Doctor of Philosophy
School of Biological Sciences
Mao, Meng, Mitochondrial genomes and their utility for the recovery of phylogeny in the Hymenoptera, Doctor of Philosophy thesis, School of Biological Sciences, University of Wollongong, 2014. https://ro.uow.edu.au/theses/4206
The Hymenoptera, comprising of sawflies, wasps, bees and ants, is the third largest order of insects. It contains more than 155,000 described species, placed into two traditional suborders (Symphyta and Apocrita). Many hymenopteran species play important roles in biological control, ecosystems and production of commercial products. Unfortunately, higher-level relationships of the Hymenoptera, particularly within the highly diverse parasitic lineages, remain unresolved in both morphological and molecular studies.
The mitochondrial (mt) genome sequence is becoming a powerful tool for reconstructing phylogenetic relationships. In addition, mt gene rearrangements also provide useful phylogenetic information. However, deficient representation of a broad range of lineages restricts the evolutionary utility of the mt genome in the Hymenoptera. For the four infraorders of the Apocrita, the Aculeata and Ichneumonomorpha are reasonably sampled. By contrast, the Evaniomorpha and Proctotrupomorpha are poorly represented. Therefore, this PhD research was focussed on increasing our understanding of mt genomes of the Hymenoptera and their utility for the recovery of the higher-level phylogeny by extending the taxonomic range of available mt genome sequences.
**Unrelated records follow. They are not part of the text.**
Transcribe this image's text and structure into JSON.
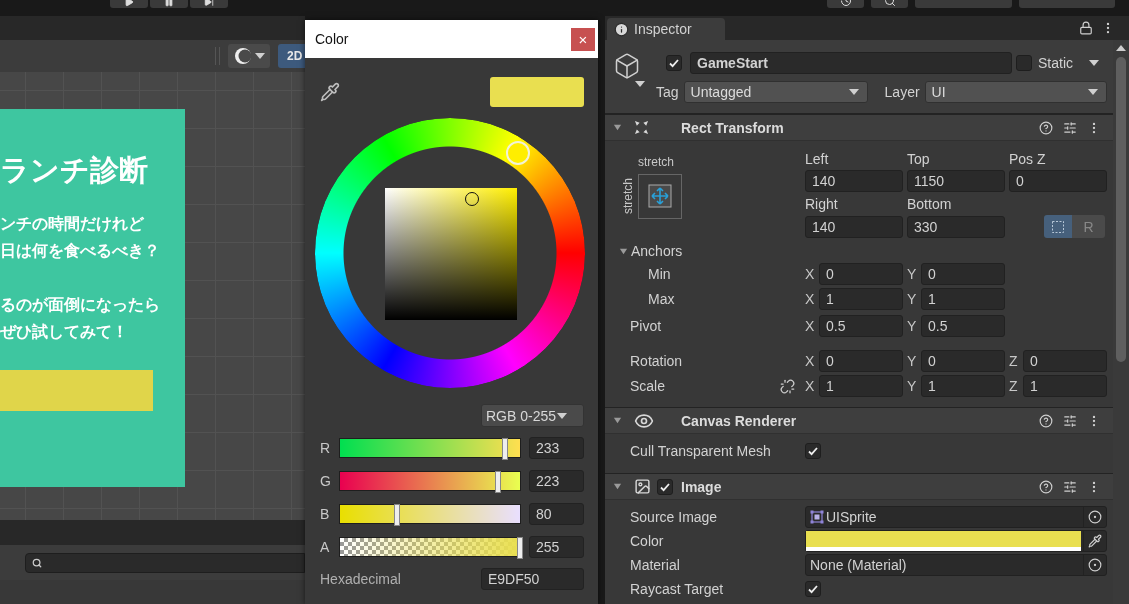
{
  "toolbar": {
    "dropdowns": [
      {
        "kind": "layers"
      },
      {
        "kind": "layout"
      }
    ]
  },
  "scene": {
    "mode_button": {
      "label": "2D",
      "selected": true
    },
    "card": {
      "title": "ランチ診断",
      "paragraphs": [
        [
          "ンチの時間だけれど",
          "日は何を食べるべき？"
        ],
        [
          "るのが面倒になったら",
          "ぜひ試してみて！"
        ]
      ]
    }
  },
  "color_picker": {
    "title": "Color",
    "close": "×",
    "mode": "RGB 0-255",
    "channels": [
      {
        "kind": "red",
        "label": "R",
        "level": 0.914,
        "value": "233"
      },
      {
        "kind": "green",
        "label": "G",
        "level": 0.875,
        "value": "223"
      },
      {
        "kind": "blue",
        "label": "B",
        "level": 0.314,
        "value": "80"
      },
      {
        "kind": "alpha",
        "label": "A",
        "level": 1,
        "value": "255"
      }
    ],
    "hex_label": "Hexadecimal",
    "hex": "E9DF50"
  },
  "inspector": {
    "tab": "Inspector",
    "object": {
      "active": true,
      "name": "GameStart",
      "static": false,
      "static_label": "Static",
      "tag_label": "Tag",
      "tag": "Untagged",
      "layer_label": "Layer",
      "layer": "UI"
    },
    "components": [
      {
        "kind": "rect_transform",
        "title": "Rect Transform",
        "expanded": true,
        "preset": {
          "horizontal": "stretch",
          "vertical": "stretch"
        },
        "fields": [
          {
            "label": "Left",
            "value": "140"
          },
          {
            "label": "Top",
            "value": "1150"
          },
          {
            "label": "Pos Z",
            "value": "0"
          },
          {
            "label": "Right",
            "value": "140"
          },
          {
            "label": "Bottom",
            "value": "330"
          }
        ],
        "edit_modes": [
          {
            "kind": "blueprint",
            "selected": true
          },
          {
            "kind": "raw",
            "label": "R",
            "selected": false
          }
        ],
        "anchors": {
          "label": "Anchors",
          "expanded": true,
          "children": [
            {
              "label": "Min",
              "axes": [
                {
                  "axis": "X",
                  "value": "0"
                },
                {
                  "axis": "Y",
                  "value": "0"
                }
              ]
            },
            {
              "label": "Max",
              "axes": [
                {
                  "axis": "X",
                  "value": "1"
                },
                {
                  "axis": "Y",
                  "value": "1"
                }
              ]
            }
          ]
        },
        "pivot": {
          "label": "Pivot",
          "axes": [
            {
              "axis": "X",
              "value": "0.5"
            },
            {
              "axis": "Y",
              "value": "0.5"
            }
          ]
        },
        "transform": [
          {
            "label": "Rotation",
            "axes": [
              {
                "axis": "X",
                "value": "0"
              },
              {
                "axis": "Y",
                "value": "0"
              },
              {
                "axis": "Z",
                "value": "0"
              }
            ]
          },
          {
            "label": "Scale",
            "linked": false,
            "axes": [
              {
                "axis": "X",
                "value": "1"
              },
              {
                "axis": "Y",
                "value": "1"
              },
              {
                "axis": "Z",
                "value": "1"
              }
            ]
          }
        ]
      },
      {
        "kind": "canvas_renderer",
        "title": "Canvas Renderer",
        "expanded": true,
        "properties": [
          {
            "kind": "toggle",
            "label": "Cull Transparent Mesh",
            "checked": true
          }
        ]
      },
      {
        "kind": "image",
        "title": "Image",
        "enabled": true,
        "expanded": true,
        "properties": [
          {
            "kind": "sprite_object",
            "label": "Source Image",
            "value": "UISprite"
          },
          {
            "kind": "color",
            "label": "Color"
          },
          {
            "kind": "object",
            "label": "Material",
            "value": "None (Material)"
          },
          {
            "kind": "toggle",
            "label": "Raycast Target",
            "checked": true
          }
        ]
      }
    ]
  }
}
Eleven new mt genomes for representatives of four evaniomorph and four proctotrupomorph superfamilies were determined. Several gene rearrangements were detected in each of the eleven mt genomes when compared with the ancestral positions. In particular, protein-coding or rRNA gene rearrangements were identified in six mt genomes. Mt genome organizations were also compared within the Evaniomorpha and Proctotrupomorpha. The results showed that there were no shared, derived gene rearrangements at the family level, indicating that the frequency of gene rearrangements of these groups is too high to be useful for assessing relationships between families. By contrast, comparison of mt genome organizations within the subfamily Scelioninae suggested that gene rearrangements have much potential as phylogenetic markers at the subfamily level. The large number of gene rearrangements identified in this study also facilitated the investigation of gene rearrangement mechanisms. Direct and indirect evidence that supports the notion that recombination is an important aspect of the gene rearrangement mechanism was identified. Most importantly, the end products of recombination were detected (minicircles), in a megaspilid wasp Conostigmus sp., which provided support for the link between recombination and mt gene rearrangement. Furthermore, a model of recombination which is important for our understanding of mtDNA evolution was developed.
The first mt genome phylogeny of the Apocrita with a complete representation of superfamilies (excluding Mymmaromatoidea) was reconstructed. The influence of inclusion/exclusion of 3rd codon positions, alignment approaches, partition schemes and phylogenetic approaches on topology and nodal support within the Hymenoptera was assessed. The results showed that the topologies were sensitive to the variation of dataset and analytical approach. However, some robust and highly supported relationships were recovered: the Ichneumonomorpha was monophyletic; the Trigonalyoidea + Megalyroidea and the Diaprioidea + Chalcidoidea were consistently recovered; the Cynipoidea was generally recovered as the sister group to the Diaprioidea + Chalcidoidea. In addition, the monophyletic Aculeata and Proctotrupomorpha were recovered in some analyses. Further phylogenetic analysis of the Hymenoptera will rely on increased sampling of both taxa and sequence data.